The Effect of Salinity on the Growth Rate of Tetrahymena thermophila
The objective of our study was to determine the effect of calcium chloride dihydrate (CaCl2∙2H2O) on Tetrahymena thermophila. T. thermophila is a common ciliated protozoan in freshwater and is an important primary producer for many ecosystems. This study measured the growth rate of T. thermophila in 0mM, 2mM, 20mM and 200mM of CaCl2∙2H2O (n=3). Cell concentration was measured in each test tube when first adding the organisms and then after 2, 4, 7, 9, 25 and 28 hours to find the overall growth rate. The results of this experiment showed that the 0mM concentration of salt had the highest average growth rate of 1259 cells/mL/h, followed by 2mM with a growth rate of 1164 cells/mL/h and then 20mM with a growth rate of 758.2 cells/mL/h. The 200mM concentration of salt had a negative growth rate of -186.1 cells/mL/h, with the cell concentration decreasing over time. Using ANOVA and Tukey’s post hoc statistical analysis, it was revealed that the 200mM concentration was significantly different than the other three concentrations of 0mM (p=0.0001), 2mM (p=0.0002), and 20mM (p=0.0023) respectively.
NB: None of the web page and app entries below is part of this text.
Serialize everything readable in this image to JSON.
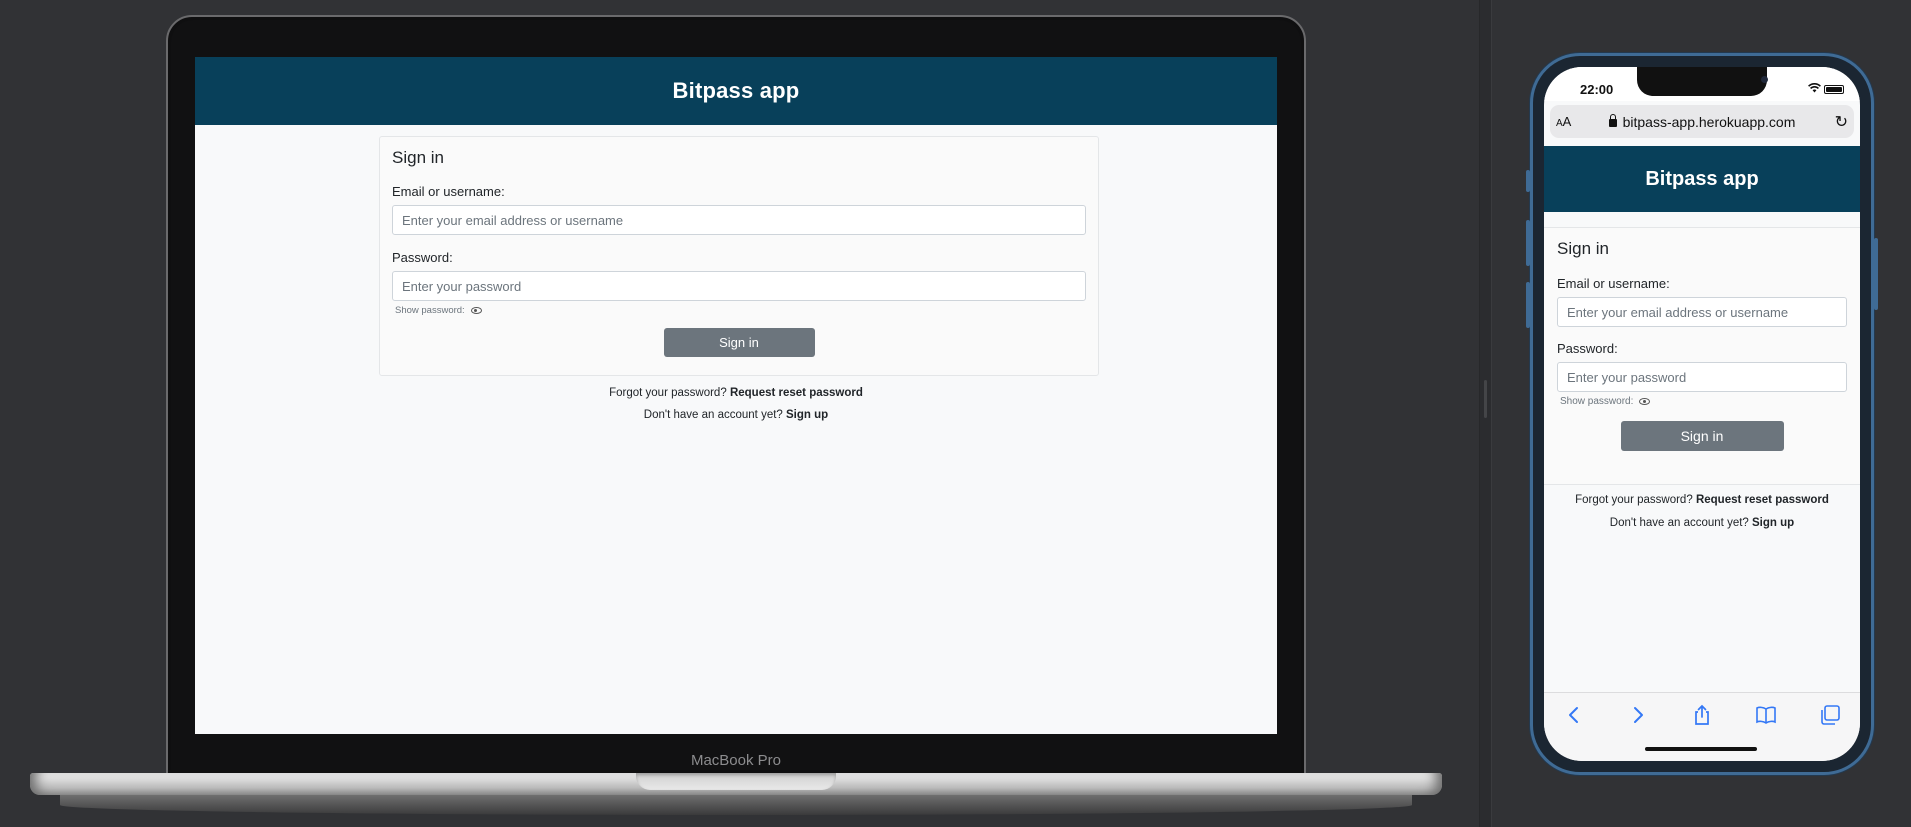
{
  "app": {
    "title": "Bitpass app",
    "signin_heading": "Sign in",
    "email_label": "Email or username:",
    "email_placeholder": "Enter your email address or username",
    "password_label": "Password:",
    "password_placeholder": "Enter your password",
    "show_password_label": "Show password:",
    "signin_button": "Sign in",
    "forgot_text": "Forgot your password?",
    "forgot_link": "Request reset password",
    "no_account_text": "Don't have an account yet?",
    "signup_link": "Sign up"
  },
  "macbook": {
    "model_label": "MacBook Pro"
  },
  "iphone": {
    "time": "22:00",
    "url_text_size": "AA",
    "url": "bitpass-app.herokuapp.com",
    "toolbar": [
      "back-icon",
      "forward-icon",
      "share-icon",
      "bookmarks-icon",
      "tabs-icon"
    ]
  },
  "colors": {
    "header_bg": "#08405a",
    "button_bg": "#6c757d",
    "page_bg": "#f8f9fa",
    "safari_accent": "#3478f6",
    "iphone_frame": "#3f6b95"
  }
}
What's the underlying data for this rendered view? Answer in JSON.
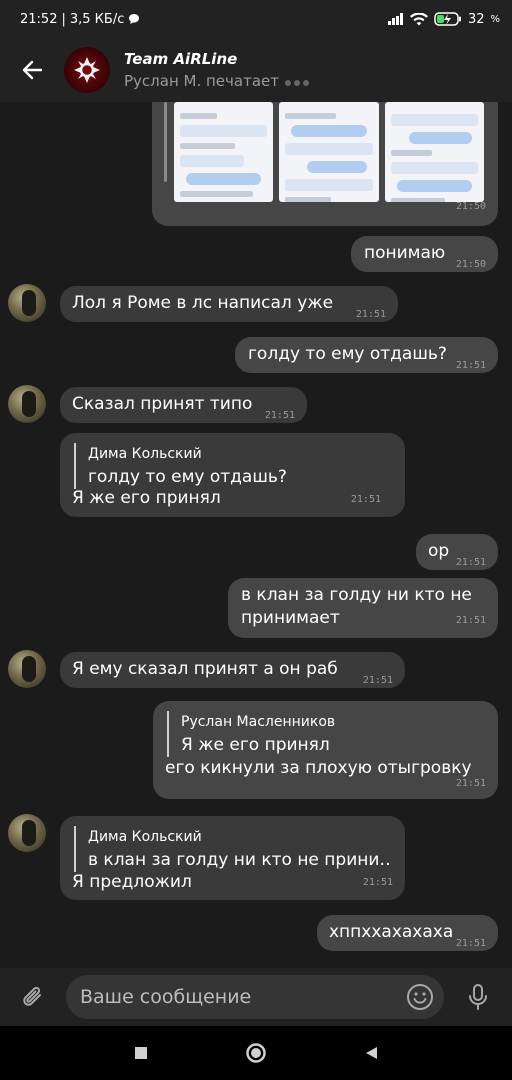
{
  "status_bar": {
    "time": "21:52",
    "speed": "3,5 КБ/с",
    "battery": "32"
  },
  "header": {
    "title": "Team AiRLine",
    "subtitle": "Руслан М. печатает"
  },
  "messages": [
    {
      "id": "m1",
      "side": "out",
      "type": "media",
      "time": "21:50"
    },
    {
      "id": "m2",
      "side": "out",
      "text": "понимаю",
      "time": "21:50"
    },
    {
      "id": "m3",
      "side": "in",
      "text": "Лол я Роме в лс написал уже",
      "time": "21:51"
    },
    {
      "id": "m4",
      "side": "out",
      "text": "голду то ему отдашь?",
      "time": "21:51"
    },
    {
      "id": "m5",
      "side": "in",
      "text": "Сказал принят типо",
      "time": "21:51"
    },
    {
      "id": "m6",
      "side": "in",
      "quote_author": "Дима Кольский",
      "quote_text": "голду то ему отдашь?",
      "text": "Я же его принял",
      "time": "21:51"
    },
    {
      "id": "m7",
      "side": "out",
      "text": "ор",
      "time": "21:51"
    },
    {
      "id": "m8",
      "side": "out",
      "text_line1": "в клан за голду ни кто не",
      "text_line2": "принимает",
      "time": "21:51"
    },
    {
      "id": "m9",
      "side": "in",
      "text": "Я ему сказал принят а он раб",
      "time": "21:51"
    },
    {
      "id": "m10",
      "side": "out",
      "quote_author": "Руслан Масленников",
      "quote_text": "Я же его принял",
      "text": "его кикнули за плохую отыгровку",
      "time": "21:51"
    },
    {
      "id": "m11",
      "side": "in",
      "quote_author": "Дима Кольский",
      "quote_text": "в клан за голду ни кто не прини…",
      "text": "Я предложил",
      "time": "21:51"
    },
    {
      "id": "m12",
      "side": "out",
      "text": "хппххахахаха",
      "time": "21:51"
    }
  ],
  "composer": {
    "placeholder": "Ваше сообщение"
  },
  "icons": [
    "back-arrow-icon",
    "attach-icon",
    "emoji-icon",
    "mic-icon",
    "nav-square-icon",
    "nav-circle-icon",
    "nav-triangle-icon",
    "signal-icon",
    "wifi-icon",
    "battery-icon"
  ],
  "colors": {
    "background": "#1b1b1b",
    "bar": "#222222",
    "incoming_bubble": "#3a3a3a",
    "outgoing_bubble": "#464646"
  }
}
The other three concentrations were not significantly different from each other.